Problem requirements. The response must consist of each line in the listing that has the word "caption" in it.

Working data.

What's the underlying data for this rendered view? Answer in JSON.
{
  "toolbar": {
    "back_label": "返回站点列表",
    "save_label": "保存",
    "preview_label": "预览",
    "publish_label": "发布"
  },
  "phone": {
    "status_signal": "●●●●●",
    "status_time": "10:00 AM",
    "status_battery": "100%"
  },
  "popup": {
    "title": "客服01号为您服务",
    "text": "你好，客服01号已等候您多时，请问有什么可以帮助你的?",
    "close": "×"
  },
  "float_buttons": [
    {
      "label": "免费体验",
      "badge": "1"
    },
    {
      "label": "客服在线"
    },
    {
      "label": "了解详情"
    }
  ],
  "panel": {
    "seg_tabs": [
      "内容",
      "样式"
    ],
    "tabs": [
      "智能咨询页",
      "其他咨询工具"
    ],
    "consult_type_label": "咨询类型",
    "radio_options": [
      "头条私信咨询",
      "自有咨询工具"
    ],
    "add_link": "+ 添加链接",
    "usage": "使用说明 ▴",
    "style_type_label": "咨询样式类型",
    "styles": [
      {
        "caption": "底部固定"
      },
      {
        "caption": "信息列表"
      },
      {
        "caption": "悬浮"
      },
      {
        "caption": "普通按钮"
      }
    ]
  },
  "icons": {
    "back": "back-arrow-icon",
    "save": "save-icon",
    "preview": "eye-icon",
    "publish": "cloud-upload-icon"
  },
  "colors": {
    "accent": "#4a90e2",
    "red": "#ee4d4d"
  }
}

Response to this exercise.
        "caption": "底部固定"
        "caption": "信息列表"
        "caption": "悬浮"
        "caption": "普通按钮"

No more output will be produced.